On a December night in west London, Fatima Khan approached her boyfriend as he lay dying from multiple stab wounds on the pavement.
But instead of helping him, or even calling emergency services, she took out her mobile phone and videoed him.
Witnesses who were trying to help the fatally injured man, Khalid Safi, challenged her, asking what she was planning to do - put the video on social media?
That is exactly what Fatima did.
She posted the image of her dying boyfriend on Snapchat with a warning that that was what happened when people messed with her. She used an expletive instead of the word "mess".
Ilford's 'Snapchat queen'
The 21-year-old self-confessed "Snapchat addict" orchestrated the killing of Khalid.
She arranged for a rival for her affections, a man called Raza Khan, to kill him, her trial at the Old Bailey heard.
CCTV images showed her calmly filming the scene of the attack as she talked on another phone to her accomplice while he was making his escape.
As with all Snapchat videos, the pictures would have been automatically deleted within 24 hours.
However, one of the group of friends who followed her online posts filmed the message and two years later it re-emerged as the key evidence in her trial.
Fatima's own defence barrister told the jury how she seemed to live her entire life on social media.
"She may be Ilford's Snapchat queen," Kerim Fuad QC said.
"I don't say that to make light of it," he told the court. "She's another example of youngsters who seem to live their life through the prism of Snapchat.
"It's a product of a mobile telephone driven obsession. It's not healthy," he admitted.
The trial heard how 18-year-old Khalid was stabbed to death on 1 December 2016.
The teenager had been the on/off boyfriend of Fatima for several years. However, 19-year-old Raza had also had a previous relationship with her.
She would Snapchat Raza on a daily basis as part of a group chat.
The two rivals - Raza and Khalid - had previously had a fight over Fatima, during which Khalid was stabbed.
Later, Fatima complained to her friends about Khalid being "too clingy" and in the days leading up to his murder the court heard how things "were clearly coming to a head".
He had bought Fatima a watch as a present, but when he visited her she threw it out of a window because she was angry he had come to her house.
Digital murder diary
Fatima had "willingly and knowingly" agreed with Raza to kill Khalid, the court heard.
She told Raza where to find him and made sure Khalid was in the right place when he arrived by minicab in North Acton on the night of his death.
CCTV showed Raza walking over to Fatima with witnesses describing him as carrying a large knife.
Fatima was also said to be unsurprised by his sudden arrival.
After a brief fight, Raza stabbed the victim in the heart and ran off.
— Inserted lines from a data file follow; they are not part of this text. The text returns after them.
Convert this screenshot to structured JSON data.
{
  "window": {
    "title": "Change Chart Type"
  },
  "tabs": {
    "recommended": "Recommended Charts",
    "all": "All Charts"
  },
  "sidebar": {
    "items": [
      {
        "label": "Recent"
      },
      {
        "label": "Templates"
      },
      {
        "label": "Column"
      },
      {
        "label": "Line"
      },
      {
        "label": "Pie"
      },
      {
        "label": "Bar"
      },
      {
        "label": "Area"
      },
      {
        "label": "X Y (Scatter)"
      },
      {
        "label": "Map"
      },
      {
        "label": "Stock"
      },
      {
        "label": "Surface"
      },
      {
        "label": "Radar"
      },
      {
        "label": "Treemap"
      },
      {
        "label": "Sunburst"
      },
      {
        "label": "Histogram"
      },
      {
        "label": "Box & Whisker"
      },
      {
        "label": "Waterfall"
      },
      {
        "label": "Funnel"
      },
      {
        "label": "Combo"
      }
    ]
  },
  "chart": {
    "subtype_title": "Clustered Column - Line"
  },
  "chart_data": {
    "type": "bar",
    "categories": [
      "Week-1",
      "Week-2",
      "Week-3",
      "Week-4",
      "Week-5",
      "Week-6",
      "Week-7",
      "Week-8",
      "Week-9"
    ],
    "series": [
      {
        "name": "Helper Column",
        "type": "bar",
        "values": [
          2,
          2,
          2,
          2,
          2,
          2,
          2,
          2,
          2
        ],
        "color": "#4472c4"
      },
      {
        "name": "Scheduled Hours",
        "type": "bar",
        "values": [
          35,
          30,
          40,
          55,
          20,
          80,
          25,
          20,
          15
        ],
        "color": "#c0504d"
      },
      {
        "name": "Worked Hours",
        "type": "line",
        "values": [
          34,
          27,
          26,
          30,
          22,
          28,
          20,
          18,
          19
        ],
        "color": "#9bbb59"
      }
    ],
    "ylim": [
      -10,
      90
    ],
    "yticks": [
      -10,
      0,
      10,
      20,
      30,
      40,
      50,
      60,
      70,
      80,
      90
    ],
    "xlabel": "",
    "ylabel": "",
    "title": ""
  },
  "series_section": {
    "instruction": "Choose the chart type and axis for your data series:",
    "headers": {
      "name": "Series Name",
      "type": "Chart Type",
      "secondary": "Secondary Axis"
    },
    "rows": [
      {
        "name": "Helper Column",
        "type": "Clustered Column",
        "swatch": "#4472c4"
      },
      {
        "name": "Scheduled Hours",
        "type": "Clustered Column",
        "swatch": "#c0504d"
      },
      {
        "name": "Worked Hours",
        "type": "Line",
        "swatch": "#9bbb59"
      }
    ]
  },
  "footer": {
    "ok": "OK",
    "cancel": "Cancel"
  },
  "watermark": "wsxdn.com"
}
His whereabouts are still unknown and he remains a wanted man.
"Fatima Khan did not call the emergency services, she did not ask anyone else to do so and she did not try to assist Khalid Safi at all herself," Prosecutor Kate Bex QC told the trial.
"Instead she returned to the scene after Raza Khan had inflicted the fatal wounds and videoed Khalid Safi as he lay dying in a pool of blood."
On the day of Khalid's death, the images Fatima posted on Snapchat amounted to a digital diary of a murder.
She told police she had argued with her boyfriend - on the way to the scene she had filmed part of the row on her mobile and posted it online.
Fatima had claimed she was terrified and had posted the video as a "plea for help", the prosecutor said.
But there was nothing to suggest such fear, the prosecutor added, and Fatima made "no request for help".
Fatima told police she hadn't been able to call the emergency services after the attack as she could not get her fingers to use the keypad of her phone.
But she had been able to post several further messages to Snapchat after the killing.
One showed her taking an Uber taxi home after the killing. The post was captioned: "Uber long life."
Another showed a video of the carpet of her home when she arrived, when she could be heard talking with her parents.
"If she had ever been, she was no longer shocked and acting impulsively by that time," argued the prosecution.
Callous and crass
Fatima never reported the incident - it was a relative of the victim who contacted police days later and gave them her address.
In her defence, she told the court she had wanted to leave the scene before anything happened. But the prosecution argued this was contradicted by the fact she returned to film Khalid as he lay dying on the pavement.
Fatima's barrister said she was "hugely callous - crass even - in taking that image of Khalid on the pavement and posting it with those words.
"If there was a charge for being callous and crass in the aftermath of this shocking incident she would plead guilty to that charge."
Fatima Khan was instead charged with joint enterprise murder, with an alternative of manslaughter or conspiracy to cause grievous bodily harm.
At the end of her four-week trial, the jury cleared her of murder, but found her guilty of manslaughter by a majority verdict.